The records Start Marker

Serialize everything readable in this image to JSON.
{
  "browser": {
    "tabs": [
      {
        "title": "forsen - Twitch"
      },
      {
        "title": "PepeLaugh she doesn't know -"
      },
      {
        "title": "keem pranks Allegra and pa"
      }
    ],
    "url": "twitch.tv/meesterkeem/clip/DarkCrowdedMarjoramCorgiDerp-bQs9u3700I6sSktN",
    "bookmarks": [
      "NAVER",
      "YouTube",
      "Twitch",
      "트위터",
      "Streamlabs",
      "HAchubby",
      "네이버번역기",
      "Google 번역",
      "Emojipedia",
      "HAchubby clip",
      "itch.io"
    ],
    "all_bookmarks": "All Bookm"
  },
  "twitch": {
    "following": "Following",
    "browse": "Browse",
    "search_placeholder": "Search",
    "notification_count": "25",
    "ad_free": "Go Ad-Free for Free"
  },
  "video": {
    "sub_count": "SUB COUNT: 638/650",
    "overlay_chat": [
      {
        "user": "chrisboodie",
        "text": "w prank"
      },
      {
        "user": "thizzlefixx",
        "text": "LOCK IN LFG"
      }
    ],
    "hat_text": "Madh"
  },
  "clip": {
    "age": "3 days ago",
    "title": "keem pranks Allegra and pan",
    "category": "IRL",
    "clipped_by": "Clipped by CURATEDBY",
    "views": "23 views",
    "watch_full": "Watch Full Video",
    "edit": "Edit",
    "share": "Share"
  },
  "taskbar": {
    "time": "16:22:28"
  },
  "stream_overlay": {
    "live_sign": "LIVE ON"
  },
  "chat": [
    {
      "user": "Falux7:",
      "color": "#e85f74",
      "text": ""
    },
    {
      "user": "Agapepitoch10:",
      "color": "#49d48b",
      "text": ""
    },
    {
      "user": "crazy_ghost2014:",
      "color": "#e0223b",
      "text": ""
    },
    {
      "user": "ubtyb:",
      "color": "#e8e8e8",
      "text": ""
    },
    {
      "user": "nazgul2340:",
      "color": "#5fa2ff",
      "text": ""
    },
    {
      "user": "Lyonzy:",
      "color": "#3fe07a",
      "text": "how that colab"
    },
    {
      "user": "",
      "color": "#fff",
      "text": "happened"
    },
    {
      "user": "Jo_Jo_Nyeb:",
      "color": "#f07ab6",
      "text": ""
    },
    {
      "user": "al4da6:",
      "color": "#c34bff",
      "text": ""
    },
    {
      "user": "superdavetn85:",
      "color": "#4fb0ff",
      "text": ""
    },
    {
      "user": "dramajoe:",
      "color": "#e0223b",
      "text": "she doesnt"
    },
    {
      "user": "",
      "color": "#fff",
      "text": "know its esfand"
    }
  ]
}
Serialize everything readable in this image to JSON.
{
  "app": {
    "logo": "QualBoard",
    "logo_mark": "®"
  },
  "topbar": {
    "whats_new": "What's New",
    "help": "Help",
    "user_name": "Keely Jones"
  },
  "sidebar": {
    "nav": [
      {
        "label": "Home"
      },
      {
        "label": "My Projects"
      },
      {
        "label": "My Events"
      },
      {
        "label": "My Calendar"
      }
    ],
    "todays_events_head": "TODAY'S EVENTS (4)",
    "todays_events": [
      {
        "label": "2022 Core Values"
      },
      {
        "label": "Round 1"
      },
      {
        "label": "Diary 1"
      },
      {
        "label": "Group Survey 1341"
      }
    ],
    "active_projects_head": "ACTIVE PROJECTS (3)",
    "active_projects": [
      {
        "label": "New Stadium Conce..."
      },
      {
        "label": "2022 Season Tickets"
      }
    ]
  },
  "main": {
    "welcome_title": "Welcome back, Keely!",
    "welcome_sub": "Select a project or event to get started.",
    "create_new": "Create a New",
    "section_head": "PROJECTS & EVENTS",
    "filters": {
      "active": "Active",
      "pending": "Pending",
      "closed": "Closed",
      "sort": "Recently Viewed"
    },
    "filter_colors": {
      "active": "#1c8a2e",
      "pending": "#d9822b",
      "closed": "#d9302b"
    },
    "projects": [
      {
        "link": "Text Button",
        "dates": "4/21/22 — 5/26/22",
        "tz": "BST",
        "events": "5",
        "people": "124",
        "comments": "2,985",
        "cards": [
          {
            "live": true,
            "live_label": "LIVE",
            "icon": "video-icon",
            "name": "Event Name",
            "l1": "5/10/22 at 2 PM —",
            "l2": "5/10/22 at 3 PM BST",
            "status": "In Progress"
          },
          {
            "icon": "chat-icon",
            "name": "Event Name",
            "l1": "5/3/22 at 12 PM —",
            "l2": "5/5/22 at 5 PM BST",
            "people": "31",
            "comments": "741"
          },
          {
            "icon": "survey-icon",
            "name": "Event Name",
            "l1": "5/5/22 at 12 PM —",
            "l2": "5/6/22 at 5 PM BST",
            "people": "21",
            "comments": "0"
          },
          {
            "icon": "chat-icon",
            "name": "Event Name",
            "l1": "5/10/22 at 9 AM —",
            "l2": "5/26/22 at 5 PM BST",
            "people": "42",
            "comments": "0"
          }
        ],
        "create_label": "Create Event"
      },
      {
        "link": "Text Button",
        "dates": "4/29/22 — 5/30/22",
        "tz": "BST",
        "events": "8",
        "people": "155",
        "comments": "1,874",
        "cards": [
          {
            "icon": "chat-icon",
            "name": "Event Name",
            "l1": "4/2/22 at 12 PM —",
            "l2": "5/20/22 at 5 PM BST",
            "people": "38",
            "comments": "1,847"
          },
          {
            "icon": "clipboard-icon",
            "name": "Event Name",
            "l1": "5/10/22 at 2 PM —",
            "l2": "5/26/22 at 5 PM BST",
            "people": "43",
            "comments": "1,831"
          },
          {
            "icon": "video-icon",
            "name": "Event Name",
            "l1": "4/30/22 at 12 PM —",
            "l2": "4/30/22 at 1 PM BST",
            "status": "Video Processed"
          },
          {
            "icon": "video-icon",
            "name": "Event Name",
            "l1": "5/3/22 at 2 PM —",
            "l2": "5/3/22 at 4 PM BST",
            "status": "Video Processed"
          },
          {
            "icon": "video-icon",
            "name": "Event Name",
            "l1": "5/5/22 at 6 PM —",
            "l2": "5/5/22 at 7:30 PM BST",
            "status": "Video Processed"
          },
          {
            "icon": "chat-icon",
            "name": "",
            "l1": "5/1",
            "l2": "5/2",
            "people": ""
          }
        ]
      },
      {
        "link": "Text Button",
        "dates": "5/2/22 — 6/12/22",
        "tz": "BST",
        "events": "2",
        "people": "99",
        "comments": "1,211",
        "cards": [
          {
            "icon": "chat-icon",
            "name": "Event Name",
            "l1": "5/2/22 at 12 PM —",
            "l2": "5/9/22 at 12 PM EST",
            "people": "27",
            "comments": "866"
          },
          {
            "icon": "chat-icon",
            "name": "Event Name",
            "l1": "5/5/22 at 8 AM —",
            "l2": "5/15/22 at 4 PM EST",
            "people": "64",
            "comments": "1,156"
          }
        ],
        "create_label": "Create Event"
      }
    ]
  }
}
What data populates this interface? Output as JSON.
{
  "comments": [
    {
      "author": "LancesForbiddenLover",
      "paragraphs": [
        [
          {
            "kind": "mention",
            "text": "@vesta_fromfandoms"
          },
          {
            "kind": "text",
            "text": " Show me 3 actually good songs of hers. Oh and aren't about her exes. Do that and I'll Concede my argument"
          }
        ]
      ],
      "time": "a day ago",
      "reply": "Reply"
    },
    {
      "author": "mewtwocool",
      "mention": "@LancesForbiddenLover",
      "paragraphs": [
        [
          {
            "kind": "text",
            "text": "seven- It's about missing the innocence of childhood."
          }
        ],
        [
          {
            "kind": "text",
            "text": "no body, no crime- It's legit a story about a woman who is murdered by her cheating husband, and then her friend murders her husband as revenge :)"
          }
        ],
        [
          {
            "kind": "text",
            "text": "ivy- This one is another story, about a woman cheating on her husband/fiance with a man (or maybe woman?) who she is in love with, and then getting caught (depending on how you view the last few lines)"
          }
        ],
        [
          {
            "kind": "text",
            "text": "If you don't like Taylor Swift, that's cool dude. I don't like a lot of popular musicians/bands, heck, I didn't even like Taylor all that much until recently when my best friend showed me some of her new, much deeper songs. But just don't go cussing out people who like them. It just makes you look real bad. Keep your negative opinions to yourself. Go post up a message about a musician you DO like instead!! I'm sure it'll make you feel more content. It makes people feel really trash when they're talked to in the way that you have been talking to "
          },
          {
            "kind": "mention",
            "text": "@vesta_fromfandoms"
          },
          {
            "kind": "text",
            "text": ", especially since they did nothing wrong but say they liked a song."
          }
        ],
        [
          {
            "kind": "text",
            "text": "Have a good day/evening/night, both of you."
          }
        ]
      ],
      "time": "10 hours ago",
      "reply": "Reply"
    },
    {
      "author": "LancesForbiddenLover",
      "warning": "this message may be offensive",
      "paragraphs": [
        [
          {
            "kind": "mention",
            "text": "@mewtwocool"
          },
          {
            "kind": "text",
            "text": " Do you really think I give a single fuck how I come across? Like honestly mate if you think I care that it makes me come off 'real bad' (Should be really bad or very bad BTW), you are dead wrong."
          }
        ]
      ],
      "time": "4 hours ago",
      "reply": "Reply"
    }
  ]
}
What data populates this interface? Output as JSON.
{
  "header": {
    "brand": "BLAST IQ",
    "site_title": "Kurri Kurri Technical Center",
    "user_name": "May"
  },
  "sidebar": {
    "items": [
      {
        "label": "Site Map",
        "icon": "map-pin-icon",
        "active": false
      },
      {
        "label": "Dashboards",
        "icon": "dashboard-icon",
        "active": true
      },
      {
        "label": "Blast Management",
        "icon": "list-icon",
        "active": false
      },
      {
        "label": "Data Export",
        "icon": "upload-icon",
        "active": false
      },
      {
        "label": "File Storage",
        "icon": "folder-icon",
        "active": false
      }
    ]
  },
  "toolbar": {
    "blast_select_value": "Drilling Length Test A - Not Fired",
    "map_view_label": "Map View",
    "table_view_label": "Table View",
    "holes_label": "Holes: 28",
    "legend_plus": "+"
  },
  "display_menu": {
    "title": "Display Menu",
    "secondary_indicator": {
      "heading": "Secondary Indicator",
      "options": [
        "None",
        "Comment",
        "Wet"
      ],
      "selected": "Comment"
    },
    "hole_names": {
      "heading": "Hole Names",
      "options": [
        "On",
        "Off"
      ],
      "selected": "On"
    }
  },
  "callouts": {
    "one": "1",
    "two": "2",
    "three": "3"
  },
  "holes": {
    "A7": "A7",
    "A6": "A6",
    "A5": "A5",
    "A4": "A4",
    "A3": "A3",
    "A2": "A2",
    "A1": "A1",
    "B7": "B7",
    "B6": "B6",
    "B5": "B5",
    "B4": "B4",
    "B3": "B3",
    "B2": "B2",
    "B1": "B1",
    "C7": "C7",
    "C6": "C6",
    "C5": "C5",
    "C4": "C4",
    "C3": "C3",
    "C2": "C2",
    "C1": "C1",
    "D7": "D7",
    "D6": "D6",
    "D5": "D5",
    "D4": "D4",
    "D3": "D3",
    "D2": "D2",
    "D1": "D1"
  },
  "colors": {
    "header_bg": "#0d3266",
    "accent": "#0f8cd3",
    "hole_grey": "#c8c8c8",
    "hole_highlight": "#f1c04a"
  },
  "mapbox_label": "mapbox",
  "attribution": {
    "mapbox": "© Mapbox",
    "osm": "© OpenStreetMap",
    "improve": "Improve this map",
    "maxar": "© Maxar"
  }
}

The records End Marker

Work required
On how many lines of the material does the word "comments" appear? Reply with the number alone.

Response to the exercise
11